--- SOURCE DATA Enclosed Below ---

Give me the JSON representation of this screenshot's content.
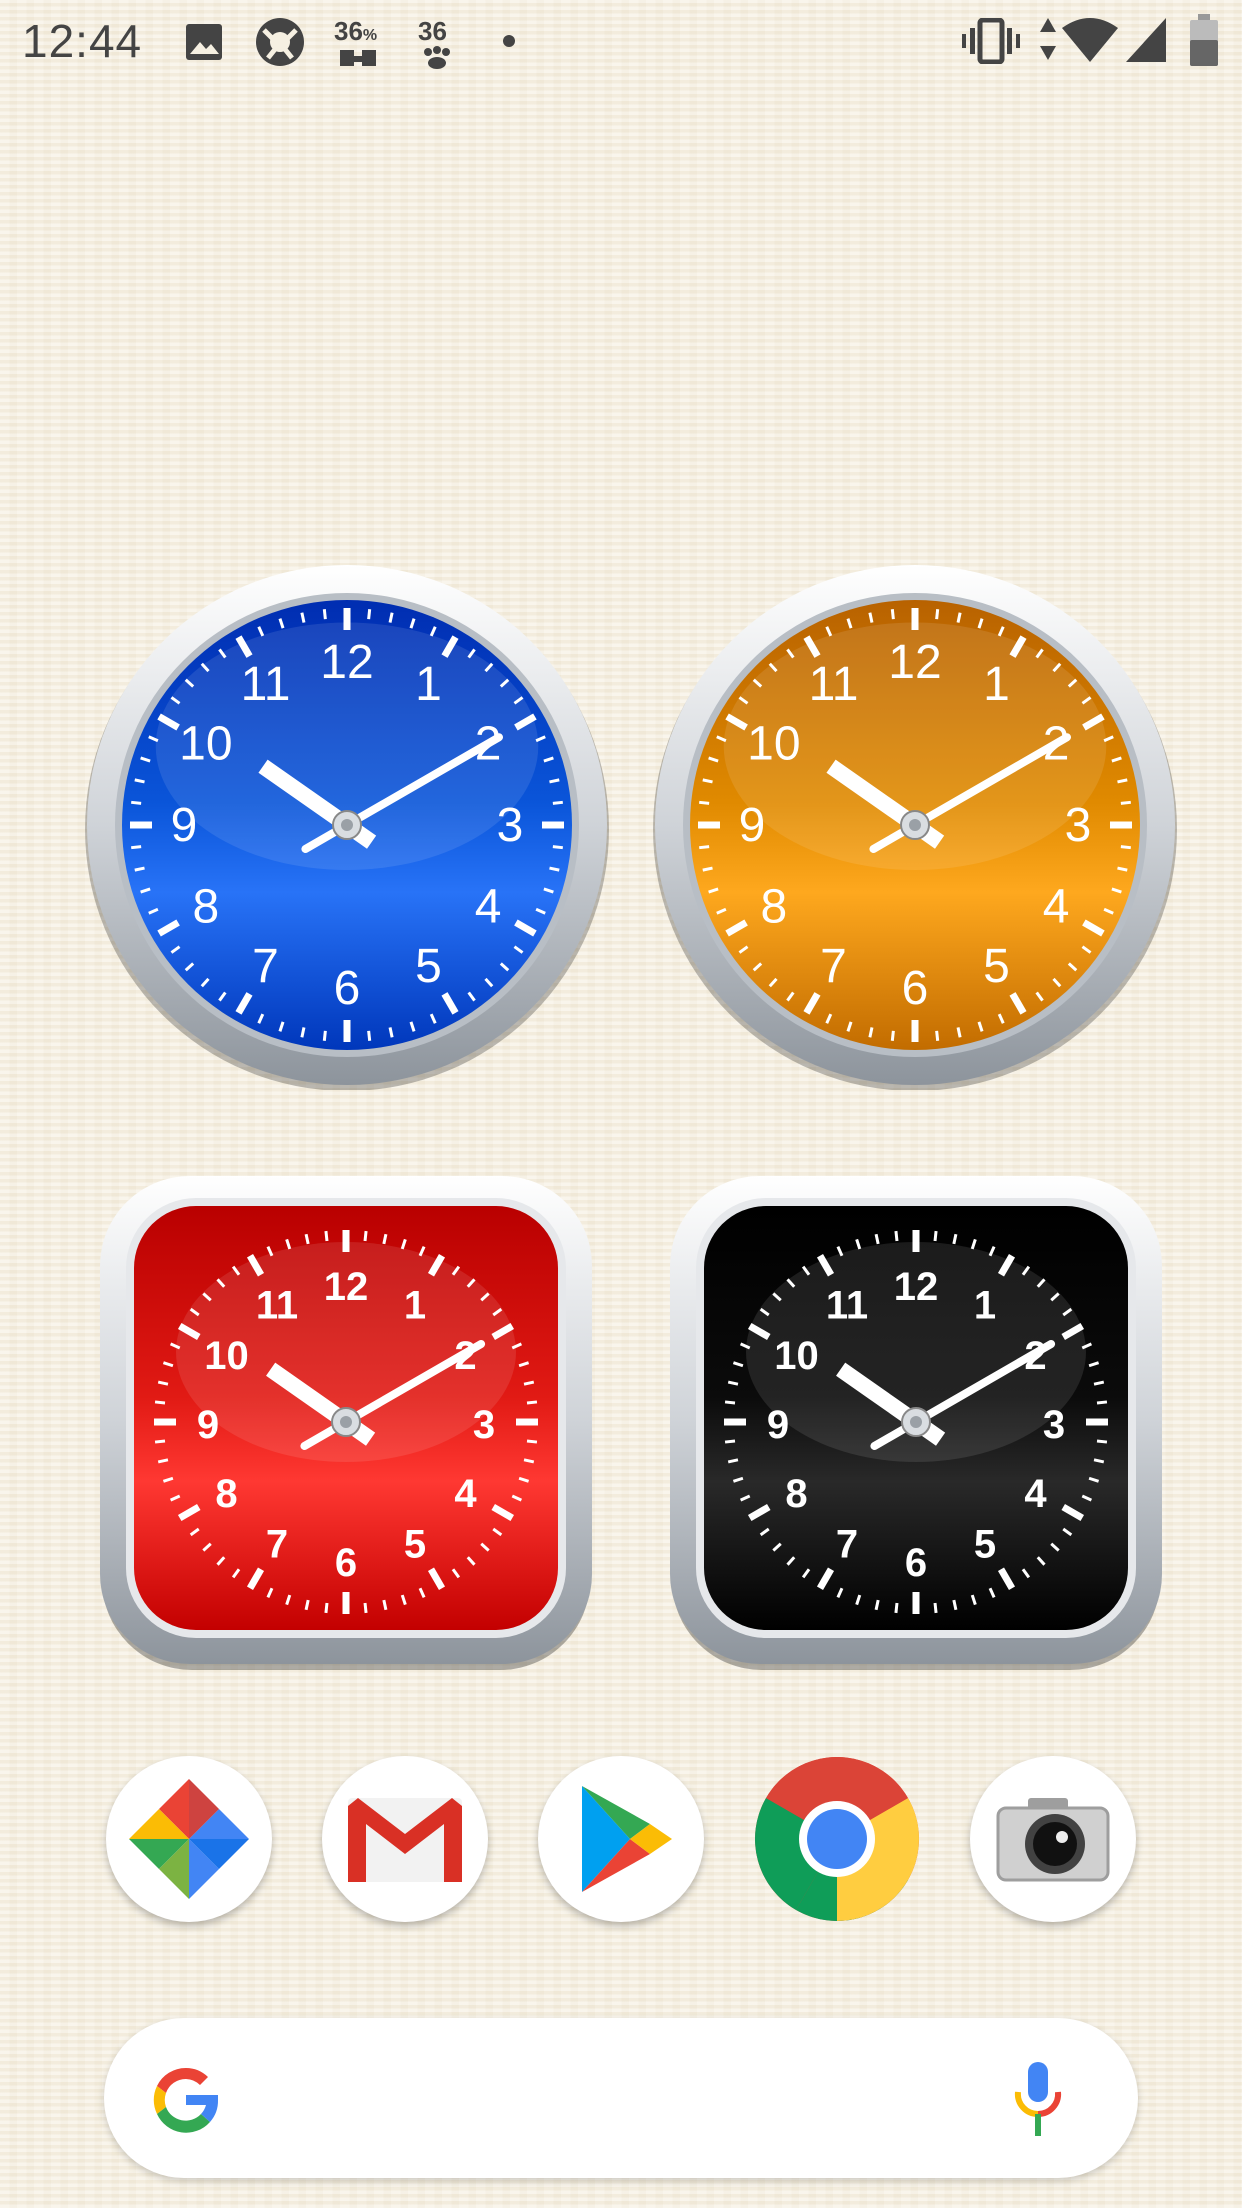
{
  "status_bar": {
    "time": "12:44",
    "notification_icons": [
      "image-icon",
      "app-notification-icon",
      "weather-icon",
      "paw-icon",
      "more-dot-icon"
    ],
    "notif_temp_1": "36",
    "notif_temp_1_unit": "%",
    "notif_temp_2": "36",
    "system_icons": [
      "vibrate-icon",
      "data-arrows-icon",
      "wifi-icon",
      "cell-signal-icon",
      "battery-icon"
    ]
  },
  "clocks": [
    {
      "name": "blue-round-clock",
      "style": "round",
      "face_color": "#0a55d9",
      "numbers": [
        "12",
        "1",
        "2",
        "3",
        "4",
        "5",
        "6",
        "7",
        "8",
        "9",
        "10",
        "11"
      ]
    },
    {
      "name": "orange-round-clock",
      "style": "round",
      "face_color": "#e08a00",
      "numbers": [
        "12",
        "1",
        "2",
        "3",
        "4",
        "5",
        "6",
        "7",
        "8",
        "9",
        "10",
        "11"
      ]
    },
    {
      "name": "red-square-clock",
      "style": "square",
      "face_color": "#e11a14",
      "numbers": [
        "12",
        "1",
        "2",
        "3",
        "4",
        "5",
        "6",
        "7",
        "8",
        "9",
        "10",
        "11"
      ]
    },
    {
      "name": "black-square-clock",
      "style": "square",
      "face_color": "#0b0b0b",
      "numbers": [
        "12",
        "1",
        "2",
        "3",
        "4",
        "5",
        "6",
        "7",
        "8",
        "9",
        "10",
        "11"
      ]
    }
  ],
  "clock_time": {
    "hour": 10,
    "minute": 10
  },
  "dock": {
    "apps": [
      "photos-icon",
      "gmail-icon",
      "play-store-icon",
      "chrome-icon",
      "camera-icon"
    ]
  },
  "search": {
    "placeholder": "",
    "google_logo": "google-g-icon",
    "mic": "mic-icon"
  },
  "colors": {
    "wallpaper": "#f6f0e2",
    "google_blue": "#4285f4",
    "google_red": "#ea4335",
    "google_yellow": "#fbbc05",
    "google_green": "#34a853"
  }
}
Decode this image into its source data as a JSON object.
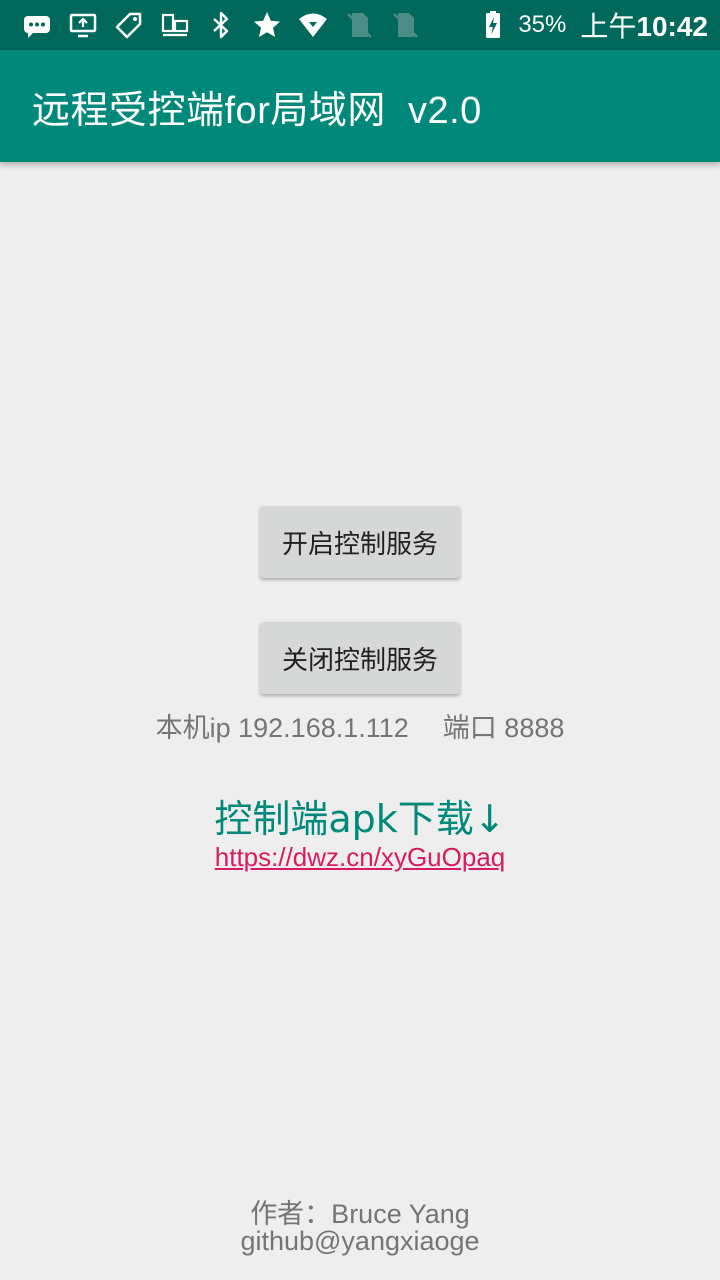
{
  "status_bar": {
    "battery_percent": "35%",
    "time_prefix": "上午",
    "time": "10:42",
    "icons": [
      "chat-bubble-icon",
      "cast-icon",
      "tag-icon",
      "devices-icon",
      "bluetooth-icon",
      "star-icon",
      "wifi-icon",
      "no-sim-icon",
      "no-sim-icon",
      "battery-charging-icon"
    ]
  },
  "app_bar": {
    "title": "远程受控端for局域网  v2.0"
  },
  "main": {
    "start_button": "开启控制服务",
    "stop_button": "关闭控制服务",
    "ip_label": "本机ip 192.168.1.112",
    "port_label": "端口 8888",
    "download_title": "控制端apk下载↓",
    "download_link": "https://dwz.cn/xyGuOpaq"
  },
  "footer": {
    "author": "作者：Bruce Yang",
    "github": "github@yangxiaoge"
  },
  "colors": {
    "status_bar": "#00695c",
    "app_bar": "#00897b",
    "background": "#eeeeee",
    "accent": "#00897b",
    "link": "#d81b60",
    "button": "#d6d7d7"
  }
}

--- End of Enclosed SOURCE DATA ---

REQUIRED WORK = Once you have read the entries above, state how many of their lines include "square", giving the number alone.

SOLUTION FOR THIS PROBLEM = 4